into a peacock to hide from his enemies, but was finally speared to
death.'
The view from the top of the hillock shows overlapping slices of
history, colonial and agrarian pasts being inexorably replaced by
concrete blocks and tenements. `I want to do a book on South India,'
he shares; perhaps on the Christians devoted to St. Thomas or perhaps
on Robert Clive, who first came to Madras with the East India Company
in 1744, at the age of 18.
About the same age, incidentally, that Dalrymple first came to India
as a backpacker. He returned several times to live and write books
such as `City of Djinns' (1993); currently, he and his family are
based in a farm outside Delhi.
Fascinated with India
Of that first encounter with India in 1984: `I was dumbfounded. I was
hooked by India and Indian history. Perhaps someone more sophisticated
or better travelled might have had less of a lightning-struck
experience.' On the Mount, the weather obligingly adds atmosphere to
the statement with `an apocalyptical' advancement of rain from the
horizon, a relentlessly moving bank that turns the world grey behind
it. It reaches us soon enough and we take shelter in the shrine.
Within, Dalrymple proves a knowledgeable guide, pointing out examples
that speak of the Mount's multicultural history under the Portuguese,
the Armenians, the Christians, the Hindus and the Muslims: translating
a gravestone marker written in Latin and Armenian of a lady who died
in 1759, or pointing to a pulpit adorned with mermaids that bear a
passing resemblance to Yakshi figures.
Given his knowledge and interest, religion is a legitimate subject of
enquiry. But, as he says over the sound of the rain beating down, `I
was very nervous when I started `Nine Lives' - that it should not be
seen as a firang's version of India. After all, religion along with
maharajas and slums, are the three things a foreign writer is
`supposed' to write about.'
Surprising response
He was sure `Nine Lives' would be a hard sell in India, but to his
surprise, it became the number one non-fiction bestseller, selling
35,000 copies in two weeks in India, and for the first time outselling
his British edition.
As we finally pick our way back down between the puddles, Dalrymple
offers one possible answer to why write about religion at all:

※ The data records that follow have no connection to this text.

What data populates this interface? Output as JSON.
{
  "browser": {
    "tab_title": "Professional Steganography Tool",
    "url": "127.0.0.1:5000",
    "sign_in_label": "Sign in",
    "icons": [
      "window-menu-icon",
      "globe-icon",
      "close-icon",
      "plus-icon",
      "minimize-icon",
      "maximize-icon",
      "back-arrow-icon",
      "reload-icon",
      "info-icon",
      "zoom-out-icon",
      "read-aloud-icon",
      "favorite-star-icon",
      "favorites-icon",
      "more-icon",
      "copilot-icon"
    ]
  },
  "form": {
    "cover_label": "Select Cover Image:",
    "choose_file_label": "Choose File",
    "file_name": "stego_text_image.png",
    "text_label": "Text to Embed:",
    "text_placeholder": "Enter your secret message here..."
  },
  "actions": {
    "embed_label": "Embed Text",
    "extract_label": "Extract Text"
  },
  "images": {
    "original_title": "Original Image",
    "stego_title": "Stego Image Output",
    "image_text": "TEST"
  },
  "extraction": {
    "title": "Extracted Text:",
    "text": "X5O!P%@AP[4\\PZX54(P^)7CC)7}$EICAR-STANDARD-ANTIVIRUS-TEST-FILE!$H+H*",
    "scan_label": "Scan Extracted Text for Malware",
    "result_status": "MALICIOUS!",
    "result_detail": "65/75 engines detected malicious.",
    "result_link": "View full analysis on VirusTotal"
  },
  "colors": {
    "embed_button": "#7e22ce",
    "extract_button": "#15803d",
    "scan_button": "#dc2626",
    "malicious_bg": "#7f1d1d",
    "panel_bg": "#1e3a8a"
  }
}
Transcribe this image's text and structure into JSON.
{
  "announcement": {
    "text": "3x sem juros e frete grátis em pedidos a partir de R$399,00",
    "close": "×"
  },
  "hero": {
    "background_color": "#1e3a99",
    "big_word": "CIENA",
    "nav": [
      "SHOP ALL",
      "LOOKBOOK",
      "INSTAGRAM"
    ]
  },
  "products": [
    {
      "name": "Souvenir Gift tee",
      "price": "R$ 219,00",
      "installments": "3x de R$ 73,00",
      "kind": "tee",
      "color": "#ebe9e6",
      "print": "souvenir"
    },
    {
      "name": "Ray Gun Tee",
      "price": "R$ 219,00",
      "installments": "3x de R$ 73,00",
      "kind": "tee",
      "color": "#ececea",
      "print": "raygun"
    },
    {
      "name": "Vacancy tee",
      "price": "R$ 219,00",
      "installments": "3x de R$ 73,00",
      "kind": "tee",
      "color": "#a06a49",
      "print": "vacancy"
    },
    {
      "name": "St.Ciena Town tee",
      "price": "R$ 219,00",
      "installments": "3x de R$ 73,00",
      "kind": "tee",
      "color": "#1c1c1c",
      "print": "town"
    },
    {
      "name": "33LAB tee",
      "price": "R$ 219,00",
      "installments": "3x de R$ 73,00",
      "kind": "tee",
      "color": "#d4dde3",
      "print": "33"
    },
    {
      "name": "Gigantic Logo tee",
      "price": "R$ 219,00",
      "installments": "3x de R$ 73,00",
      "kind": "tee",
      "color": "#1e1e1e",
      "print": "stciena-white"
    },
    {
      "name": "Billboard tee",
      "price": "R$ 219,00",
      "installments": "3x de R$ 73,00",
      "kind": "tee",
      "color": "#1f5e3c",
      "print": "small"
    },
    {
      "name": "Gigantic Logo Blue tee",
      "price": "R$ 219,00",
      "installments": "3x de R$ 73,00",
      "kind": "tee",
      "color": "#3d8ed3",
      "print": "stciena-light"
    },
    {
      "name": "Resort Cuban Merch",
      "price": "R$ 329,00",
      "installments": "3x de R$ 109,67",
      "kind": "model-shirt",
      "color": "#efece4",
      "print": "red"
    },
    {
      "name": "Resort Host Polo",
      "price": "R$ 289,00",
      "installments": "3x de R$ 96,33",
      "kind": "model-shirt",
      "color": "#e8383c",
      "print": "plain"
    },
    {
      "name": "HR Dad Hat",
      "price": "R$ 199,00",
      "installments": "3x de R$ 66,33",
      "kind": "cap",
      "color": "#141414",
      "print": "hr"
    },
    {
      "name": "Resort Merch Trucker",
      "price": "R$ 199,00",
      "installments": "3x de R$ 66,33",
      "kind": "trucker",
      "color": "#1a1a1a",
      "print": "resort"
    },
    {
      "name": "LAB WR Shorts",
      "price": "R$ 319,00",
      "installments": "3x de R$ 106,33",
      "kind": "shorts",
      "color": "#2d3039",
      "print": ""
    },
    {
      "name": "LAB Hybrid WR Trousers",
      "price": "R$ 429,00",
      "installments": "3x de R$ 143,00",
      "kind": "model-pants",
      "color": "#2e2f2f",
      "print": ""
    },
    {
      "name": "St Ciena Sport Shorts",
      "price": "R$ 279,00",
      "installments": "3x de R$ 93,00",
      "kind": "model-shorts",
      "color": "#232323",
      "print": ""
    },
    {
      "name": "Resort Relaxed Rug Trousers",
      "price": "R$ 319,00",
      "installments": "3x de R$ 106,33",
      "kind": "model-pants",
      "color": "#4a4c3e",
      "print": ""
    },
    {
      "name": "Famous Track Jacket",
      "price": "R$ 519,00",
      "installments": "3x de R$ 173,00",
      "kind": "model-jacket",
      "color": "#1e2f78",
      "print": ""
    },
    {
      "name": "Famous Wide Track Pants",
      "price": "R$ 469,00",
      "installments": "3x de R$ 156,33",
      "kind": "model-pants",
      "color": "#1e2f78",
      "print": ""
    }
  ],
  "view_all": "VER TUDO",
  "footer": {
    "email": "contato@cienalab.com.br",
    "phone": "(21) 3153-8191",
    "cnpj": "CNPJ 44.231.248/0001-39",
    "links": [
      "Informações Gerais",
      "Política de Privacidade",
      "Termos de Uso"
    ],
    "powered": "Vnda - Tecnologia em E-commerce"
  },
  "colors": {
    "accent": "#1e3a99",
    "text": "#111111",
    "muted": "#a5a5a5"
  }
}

`Religion is a very telling way into the human soul, and the human
condition. Like sex or love, religion is at least equally revealing
and defining.'
`In India, moreover, religions come with a fantastic civilisational
baggage of philosophy, art, literature and poetry. The pieces in `Nine
Lives' emerged from my interest in these - the story of the idol
carver from a fascination with Chola bronzes after an exhibition at
the Royal Academy, or the Bauls after listening to CDs of Paban Das
Baul's music.'